Work item: The copy must run from the line containing "Read all visible content and emit it as JSON." through the final line of the records, both included, exactly as written. It should contain no pictures.

Records excerpted from a collection:
# # # # # # #
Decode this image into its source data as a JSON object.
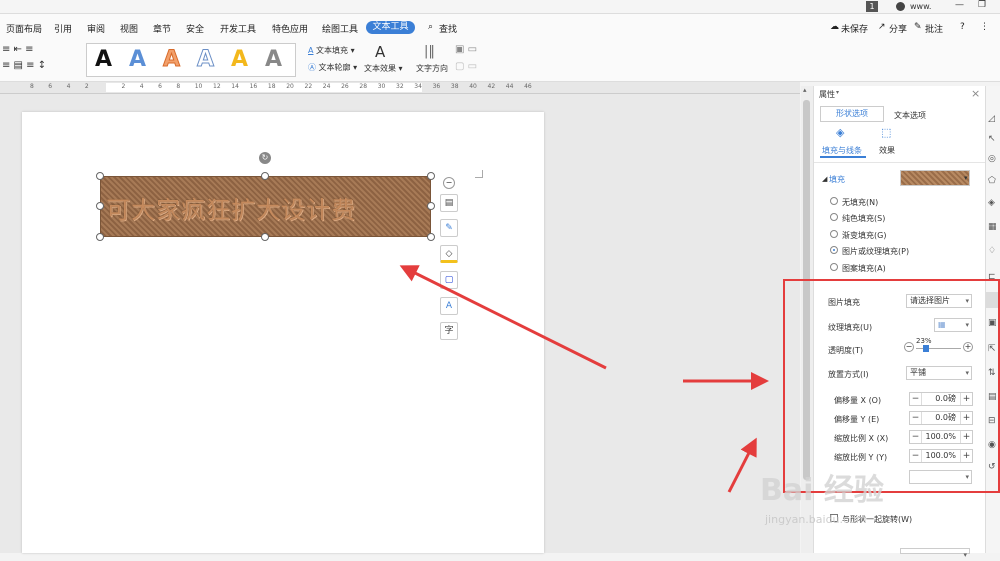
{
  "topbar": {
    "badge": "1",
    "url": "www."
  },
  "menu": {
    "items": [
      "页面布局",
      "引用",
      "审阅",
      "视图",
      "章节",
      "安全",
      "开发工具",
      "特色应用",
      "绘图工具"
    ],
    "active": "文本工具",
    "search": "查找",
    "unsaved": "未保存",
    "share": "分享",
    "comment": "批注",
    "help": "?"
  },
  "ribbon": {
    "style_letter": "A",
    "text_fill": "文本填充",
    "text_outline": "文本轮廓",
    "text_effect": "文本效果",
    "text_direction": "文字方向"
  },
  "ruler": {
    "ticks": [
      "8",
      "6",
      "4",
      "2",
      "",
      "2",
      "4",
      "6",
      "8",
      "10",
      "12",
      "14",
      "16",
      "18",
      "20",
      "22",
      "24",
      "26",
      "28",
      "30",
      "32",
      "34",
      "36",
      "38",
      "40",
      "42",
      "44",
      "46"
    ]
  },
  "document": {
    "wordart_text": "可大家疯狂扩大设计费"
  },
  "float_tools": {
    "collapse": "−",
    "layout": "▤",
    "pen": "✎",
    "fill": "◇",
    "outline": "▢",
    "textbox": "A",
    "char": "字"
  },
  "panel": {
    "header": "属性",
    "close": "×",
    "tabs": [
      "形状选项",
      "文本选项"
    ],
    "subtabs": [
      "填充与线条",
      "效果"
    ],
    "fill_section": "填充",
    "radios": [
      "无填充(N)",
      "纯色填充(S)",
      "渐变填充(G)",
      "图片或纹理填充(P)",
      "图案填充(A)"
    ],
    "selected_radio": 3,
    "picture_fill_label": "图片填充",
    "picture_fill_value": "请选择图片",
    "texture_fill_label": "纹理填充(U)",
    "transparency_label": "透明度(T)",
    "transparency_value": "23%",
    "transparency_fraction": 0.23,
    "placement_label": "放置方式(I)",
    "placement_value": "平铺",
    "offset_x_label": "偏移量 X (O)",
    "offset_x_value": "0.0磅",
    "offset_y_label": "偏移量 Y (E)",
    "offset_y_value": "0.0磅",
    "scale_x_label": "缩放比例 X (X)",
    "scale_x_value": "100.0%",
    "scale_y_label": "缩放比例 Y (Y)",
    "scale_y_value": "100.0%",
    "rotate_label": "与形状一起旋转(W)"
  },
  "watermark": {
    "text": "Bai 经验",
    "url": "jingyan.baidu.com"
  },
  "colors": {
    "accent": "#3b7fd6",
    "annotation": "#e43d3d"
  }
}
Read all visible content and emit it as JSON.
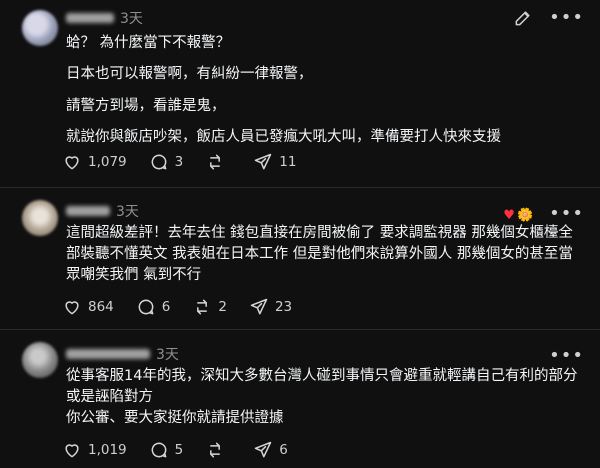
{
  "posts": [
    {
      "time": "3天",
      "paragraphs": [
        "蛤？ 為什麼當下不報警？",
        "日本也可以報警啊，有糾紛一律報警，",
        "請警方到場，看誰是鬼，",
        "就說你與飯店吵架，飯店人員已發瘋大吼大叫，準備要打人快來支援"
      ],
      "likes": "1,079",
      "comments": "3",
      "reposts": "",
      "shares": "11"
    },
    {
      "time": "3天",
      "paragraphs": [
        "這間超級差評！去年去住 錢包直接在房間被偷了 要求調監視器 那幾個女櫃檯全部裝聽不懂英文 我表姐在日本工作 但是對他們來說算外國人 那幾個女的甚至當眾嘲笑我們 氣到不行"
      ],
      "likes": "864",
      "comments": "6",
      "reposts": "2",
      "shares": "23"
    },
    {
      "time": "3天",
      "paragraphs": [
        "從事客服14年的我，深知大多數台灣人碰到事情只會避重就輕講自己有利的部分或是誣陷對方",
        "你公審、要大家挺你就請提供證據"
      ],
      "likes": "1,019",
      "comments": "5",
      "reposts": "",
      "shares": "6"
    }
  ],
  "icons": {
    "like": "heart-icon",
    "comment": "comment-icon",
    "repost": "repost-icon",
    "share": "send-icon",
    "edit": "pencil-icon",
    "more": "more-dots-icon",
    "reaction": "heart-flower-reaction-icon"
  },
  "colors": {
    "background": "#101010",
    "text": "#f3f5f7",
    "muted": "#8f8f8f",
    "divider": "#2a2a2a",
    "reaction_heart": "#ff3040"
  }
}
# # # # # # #
Exercise result:
Read all visible content and emit it as JSON.
{
  "posts": [
    {
      "time": "3天",
      "paragraphs": [
        "蛤？ 為什麼當下不報警？",
        "日本也可以報警啊，有糾紛一律報警，",
        "請警方到場，看誰是鬼，",
        "就說你與飯店吵架，飯店人員已發瘋大吼大叫，準備要打人快來支援"
      ],
      "likes": "1,079",
      "comments": "3",
      "reposts": "",
      "shares": "11"
    },
    {
      "time": "3天",
      "paragraphs": [
        "這間超級差評！去年去住 錢包直接在房間被偷了 要求調監視器 那幾個女櫃檯全部裝聽不懂英文 我表姐在日本工作 但是對他們來說算外國人 那幾個女的甚至當眾嘲笑我們 氣到不行"
      ],
      "likes": "864",
      "comments": "6",
      "reposts": "2",
      "shares": "23"
    },
    {
      "time": "3天",
      "paragraphs": [
        "從事客服14年的我，深知大多數台灣人碰到事情只會避重就輕講自己有利的部分或是誣陷對方",
        "你公審、要大家挺你就請提供證據"
      ],
      "likes": "1,019",
      "comments": "5",
      "reposts": "",
      "shares": "6"
    }
  ],
  "icons": {
    "like": "heart-icon",
    "comment": "comment-icon",
    "repost": "repost-icon",
    "share": "send-icon",
    "edit": "pencil-icon",
    "more": "more-dots-icon",
    "reaction": "heart-flower-reaction-icon"
  },
  "colors": {
    "background": "#101010",
    "text": "#f3f5f7",
    "muted": "#8f8f8f",
    "divider": "#2a2a2a",
    "reaction_heart": "#ff3040"
  }
}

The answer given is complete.